The Divorce Proposal: A Case For Privatizing Marriage

Let’s abolish marriage. Let’s divorce assumptions, commit to compromise, and acknowledge marriage for what it has become: an affair between church and state, and you’re footing their phone bill.

Marriage privatization—the idea that government shouldn’t define or authorize marriage—is far from radical. According to family expert Dr. Stephanie Coontz, marriage originally arose as a private contract between two families, and the efforts of church and state to decide which marriages are valid and which not arose relatively late in history. Now, as the same-sex marriage debate comes to a boil, we are forced to consider whether our definition of marriage is an accurate reflection of reality. Marriage privatization preserves religious convictions, respects nontraditional families, and helps the households that need it most.

Our current definition of marriage undermines most families. “Traditional” families—that is, married couples with children—now account for fewer than one in four American households. If you are one of the nontraditional households—that is, you are single, divorced, gay, raising a grandchild, raising a foster child, living with roommates, living with cats (and the list goes on)—you are subsidizing your married friends through your tax dollars.

This marriage subsidy rests on the assumption that marriage is an accurate shorthand indicator for people who need help caring for dependents. In other words, the government needs you to give a few bucks to your married friends for diapers. Never mind the fact that about half of married couples do not have children, and about half of unmarried cohabiting couples do!

Meanwhile, nontraditional families are denied many important legal and economic protections. These include hospital visitation rights, the ability to obtain “family” health coverage, taxation and inheritance rights, parenting roles, and protection if the relationship ends.

Nontraditional families shouldn’t count on the Supreme Court to fix the problem. First of all, many of these families are heterosexual couples that have chosen not to marry for personal reasons. Secondly, even if the Supreme Court declares same-sex marriage a constitutional right, culture does not always follow legal doctrine. Just as Roe v. Wade failed to settle the contentious issue of abortion, the upcoming gay marriage cases in the Supreme Court could inflame the losing side of the issue. Forty years from now, gay marriage could be the new abortion—the bitter national disagreement with no kiss-and-make-up in sight.

Marriage privatization—a uniquely bipartisan proposal—would create marriage equality through democratic means. Forty percent of Americans agree that marriage is obsolete, and a hundred percent of Americans would benefit from privatization. Conservatives would see more efficient use of taxes, greater church independence, and a shrinking government. Liberals would see marriage equality and welfare benefits for those most in need. Additionally, married folks will enjoy a purer partnership, because couples will no longer walk down the aisle incentivized by tax breaks, citizenship, or healthcare.
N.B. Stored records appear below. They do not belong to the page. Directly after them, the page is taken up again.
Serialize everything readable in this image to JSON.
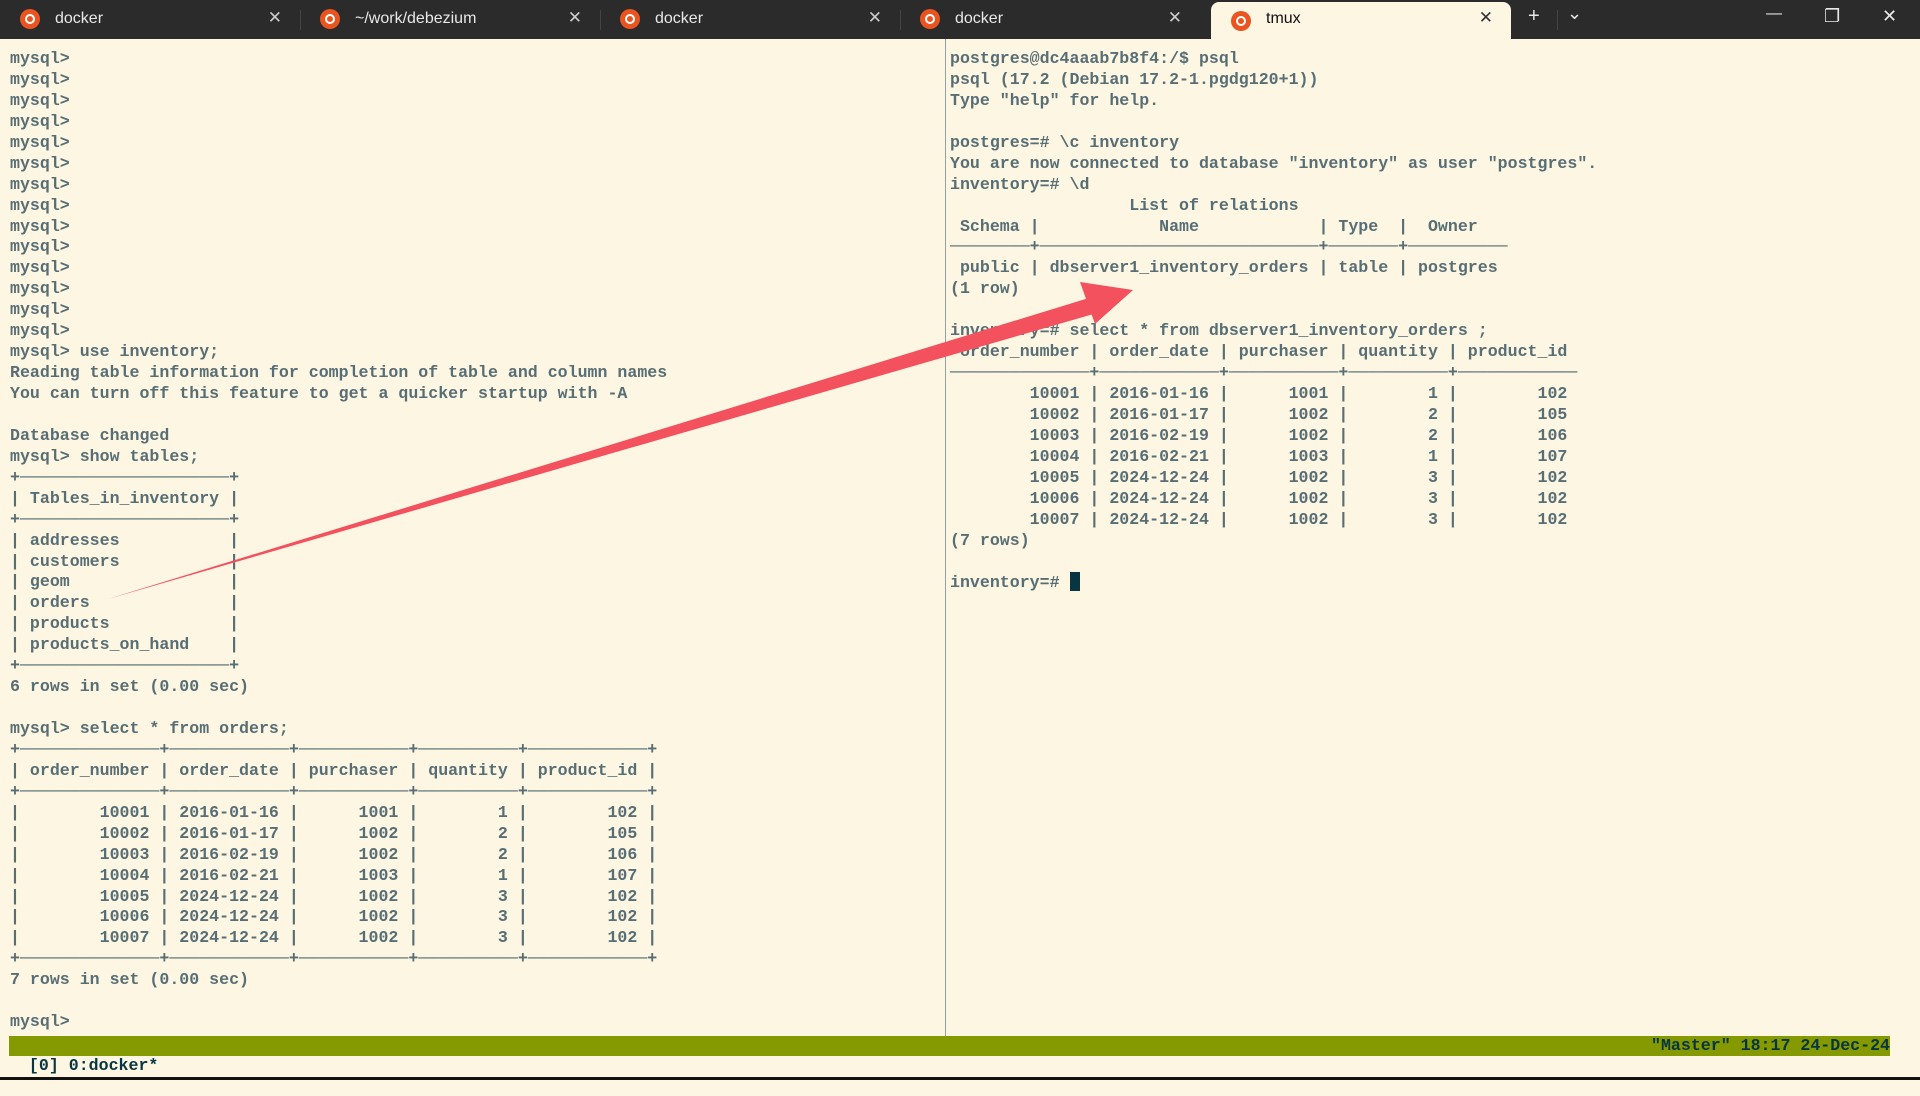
{
  "tabs": [
    {
      "label": "docker",
      "icon": "ubuntu-icon",
      "active": false
    },
    {
      "label": "~/work/debezium",
      "icon": "ubuntu-icon",
      "active": false
    },
    {
      "label": "docker",
      "icon": "ubuntu-icon",
      "active": false
    },
    {
      "label": "docker",
      "icon": "ubuntu-icon",
      "active": false
    },
    {
      "label": "tmux",
      "icon": "ubuntu-icon",
      "active": true
    }
  ],
  "tabbar": {
    "new_tab": "+",
    "dropdown": "⌄",
    "minimize": "—",
    "restore": "❐",
    "close": "✕",
    "tab_close": "✕"
  },
  "colors": {
    "background": "#fdf6e3",
    "text": "#586e75",
    "status_bar": "#859900",
    "arrow": "#f4515f"
  },
  "left_pane": {
    "lines": [
      "mysql>",
      "mysql>",
      "mysql>",
      "mysql>",
      "mysql>",
      "mysql>",
      "mysql>",
      "mysql>",
      "mysql>",
      "mysql>",
      "mysql>",
      "mysql>",
      "mysql>",
      "mysql>",
      "mysql> use inventory;",
      "Reading table information for completion of table and column names",
      "You can turn off this feature to get a quicker startup with -A",
      "",
      "Database changed",
      "mysql> show tables;",
      "+─────────────────────+",
      "| Tables_in_inventory |",
      "+─────────────────────+",
      "| addresses           |",
      "| customers           |",
      "| geom                |",
      "| orders              |",
      "| products            |",
      "| products_on_hand    |",
      "+─────────────────────+",
      "6 rows in set (0.00 sec)",
      "",
      "mysql> select * from orders;",
      "+──────────────+────────────+───────────+──────────+────────────+",
      "| order_number | order_date | purchaser | quantity | product_id |",
      "+──────────────+────────────+───────────+──────────+────────────+",
      "|        10001 | 2016-01-16 |      1001 |        1 |        102 |",
      "|        10002 | 2016-01-17 |      1002 |        2 |        105 |",
      "|        10003 | 2016-02-19 |      1002 |        2 |        106 |",
      "|        10004 | 2016-02-21 |      1003 |        1 |        107 |",
      "|        10005 | 2024-12-24 |      1002 |        3 |        102 |",
      "|        10006 | 2024-12-24 |      1002 |        3 |        102 |",
      "|        10007 | 2024-12-24 |      1002 |        3 |        102 |",
      "+──────────────+────────────+───────────+──────────+────────────+",
      "7 rows in set (0.00 sec)",
      "",
      "mysql>"
    ]
  },
  "right_pane": {
    "lines": [
      "postgres@dc4aaab7b8f4:/$ psql",
      "psql (17.2 (Debian 17.2-1.pgdg120+1))",
      "Type \"help\" for help.",
      "",
      "postgres=# \\c inventory",
      "You are now connected to database \"inventory\" as user \"postgres\".",
      "inventory=# \\d",
      "                  List of relations",
      " Schema |            Name            | Type  |  Owner",
      "────────+────────────────────────────+───────+──────────",
      " public | dbserver1_inventory_orders | table | postgres",
      "(1 row)",
      "",
      "inventory=# select * from dbserver1_inventory_orders ;",
      " order_number | order_date | purchaser | quantity | product_id",
      "──────────────+────────────+───────────+──────────+────────────",
      "        10001 | 2016-01-16 |      1001 |        1 |        102",
      "        10002 | 2016-01-17 |      1002 |        2 |        105",
      "        10003 | 2016-02-19 |      1002 |        2 |        106",
      "        10004 | 2016-02-21 |      1003 |        1 |        107",
      "        10005 | 2024-12-24 |      1002 |        3 |        102",
      "        10006 | 2024-12-24 |      1002 |        3 |        102",
      "        10007 | 2024-12-24 |      1002 |        3 |        102",
      "(7 rows)",
      ""
    ],
    "prompt": "inventory=# "
  },
  "status_bar": {
    "left": "[0] 0:docker*",
    "right": "\"Master\" 18:17 24-Dec-24"
  }
}
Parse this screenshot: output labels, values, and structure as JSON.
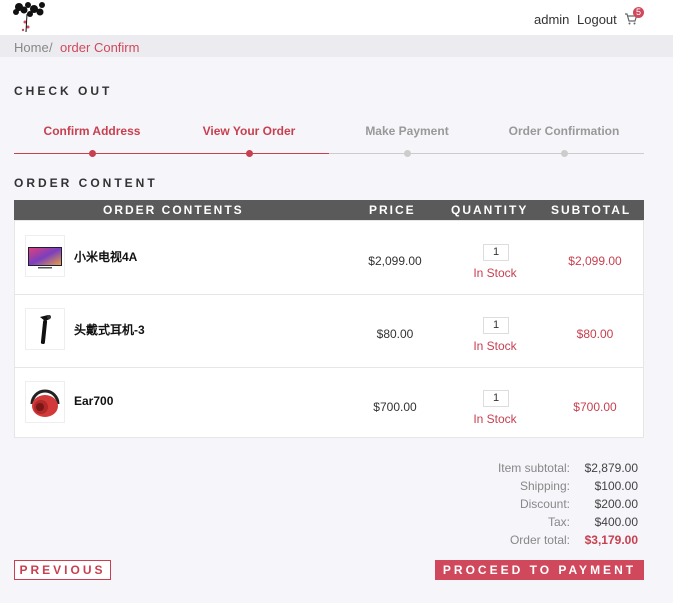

Like many Americans, Dr. Coontz can see the benefits of marriage privatization, but she also thinks there is a role for government in committed relationships. “Why should my ability to get healthcare depend on whether I’m married to a particular person?” she asked. “On the other hand, I do think the state has a legitimate interest in people taking care of each other, meeting their commitments, and having exit rules if they leave the relationship in which they’ve made a commitment.”

Marriage privatization can make room for limited government involvement. The state can enforce private contracts made by the couple, and default exit rules can remain available for committed, cohabiting relationships. The state could criminalize certain partnerships including incest and polygamy, the same way certain business contracts are prohibited today. The state would then be involved to the fullest extent in the parent-child relationship—generally a more enduring, provable, and need-based relationship than the parent-parent partnership.

Best of all, we would still get the estimated $9.5 billion windfall from same-sex wedding ceremonies! That doesn’t even take into account the inevitable flurry of new reality wedding shows. I’m looking at you, TLC.

Right now, the greatest barrier to marriage privatization is silence. Many people have never heard of marriage privatization, perhaps because its bipartisan nature—the very thing that makes it such a viable solution—makes it an unattractive candidate for sensationalistic politicking. Yet, marriage has evolved constantly before us. Perhaps it is just a matter of time before the majority starts talking about marriage privatization, not as a radical overhaul, but as a retrofitting of law to reality.